Brandt trial concludes with guilty verdicts- UPDATE

The scene of the shooting on Denver Avenue in South Alamosa on Oct. 27, 2022. Courier file photo by Keith R. Cerny

ALAMOSA — A jury was unanimous in reaching a guilty verdict in the case of Daniel Brandt on Wednesday. Brandt was being tried in connection with shooting two people on Oct. 27, 2022.

After deliberating for three hours, jurors found Brandt, 17, guilty on two counts of criminal attempt to commit murder in the first degree (second degree felony) for the shooting of Ricardo Rangel and Alamosa Police Department Officer Mollee Heeney plus three counts of first degree assault (third degree felony), including one count for assault on a peace officer, one count for assault of Heeney and one count for assault of Rangel. Jurors also found Brandt guilty on one count of criminal mischief (second degree misdemeanor) for breaking the window of a relative’s residence.

Brandt was just 15 years old at the time of the shooting in 2022 but was tried as an adult, following a transfer hearing where defense counsel argued that Brandt had experienced significant trauma in his life and was making gains at the youth detention center where he was being held. Trying and possibly convicting him as an adult would likely sentence him to serving time in the Department of Corrections.

District Attorney Anne Kelly, advocating for the transfer, argued that the teenager had been given ample opportunity to take advantage of both treatment and education but to no avail, and the nature of the offense warranted being tried as an adult.

At the end of the transfer hearing marked by frequent objections, District Judge Crista Newmyer-Olsen ruled in the prosecution’s favor. The last time a juvenile was tried as an adult in the San Luis Valley was in 2009.

During closing arguments, the core difference between the prosecution’s case and that of the defense related to Brandt’s state of mind on the day of the shooting.

DA Kelly, who prosecuted with co-counsel Deputy DA Carle Tarnutzer-Decker, argued that Brandt was “a very angry young man”. After quoting things Brandt said that were captured on bodycam, she told the jury, “He told you what he thought of APD officers. He told you he knew exactly what was going on when he pulled the trigger. He knew his rights, knew the legal system and that he thought he was going to get away with it.”

Attorney for the defense, Cobea Becker, argued that this was a case of “perception, perception, perception.” Brandt had spent all day drinking with his friends in the park and was drunk during the incident, which impacted his perception of what was happening around him, including recognizing APD Officer Heeney as a police officer. She also described Officer Heeney as “in shock” upon arriving on the scene and suggested that Heeney’s injury to her leg (a fractured femur) was possibly the result of bullet fragments instead of the direct hit from the bullet fired by Brandt.

That argument was addressed by DA Kelly who summarized the three points of her case.
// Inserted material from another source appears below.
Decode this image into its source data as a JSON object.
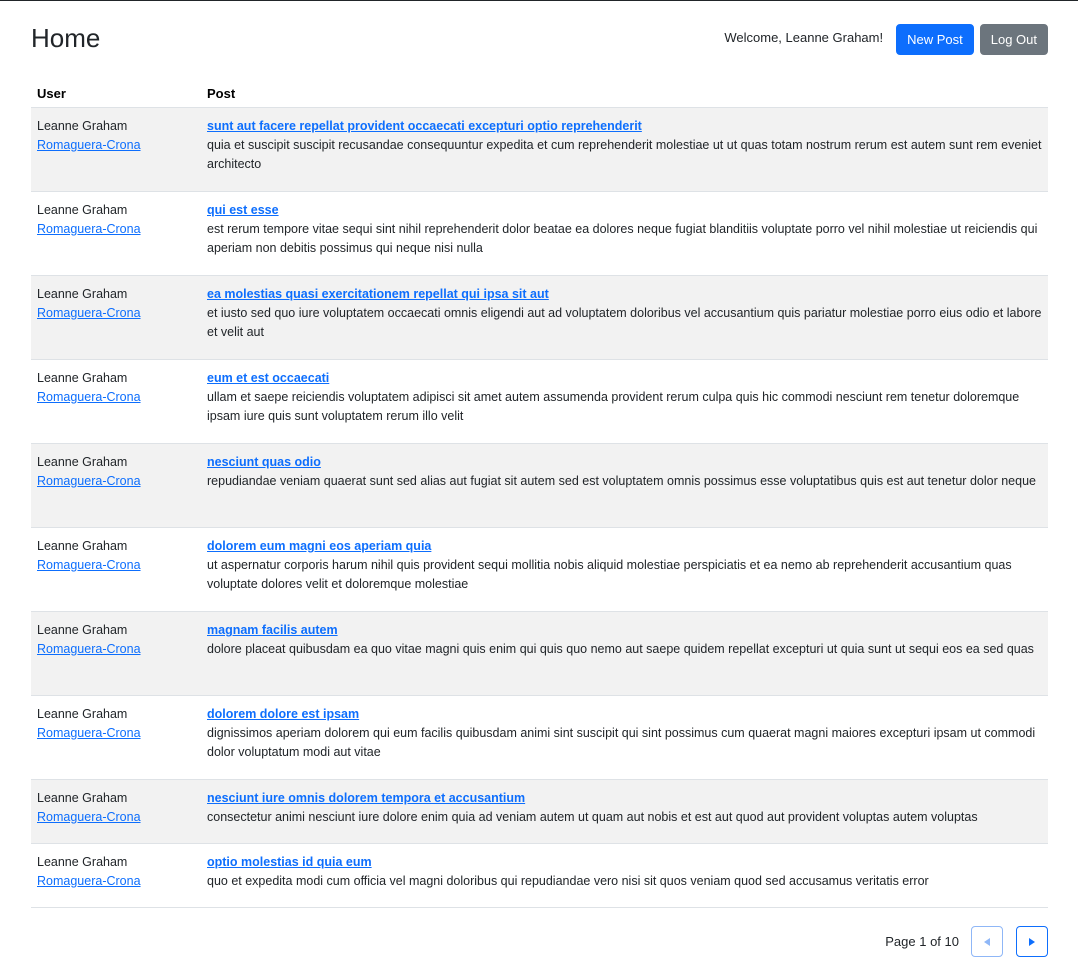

Brandt knew what he was doing at the time and intended to shoot both Rangel and Heeney.

After reading the verdict, each of the 12 jurors were polled and each had voted guilty on all six charges. Sentencing is set for 9 a.m. on July 26, when people will be allowed to speak on behalf of the victims and Brandt.

Defense counsel said they would likely be bringing four individuals from Youth Offender Services, presumably to speak on Brandt’s behalf. Brandt, himself, has yet to speak. It’s not known if he will choose otherwise at sentencing.

What sentence Brandt receives will rest entirely in the hands of District Judge Newmyer-Olsen.

“This was an incredibly challenging case,” DA Kelly told the Valley Courier the night after a verdict had been reached. “It’s unimaginable that someone as young as he was could do what he did. My co-counsel, Carle Tarnutzer-Decker, did a phenomenal job.  I’m very appreciative of the jury for their energy and attention in what was a very complicated case. I’m so honored to get justice for Mollee and Ricardo, and I’m so appreciative of law enforcement and their work in this community.”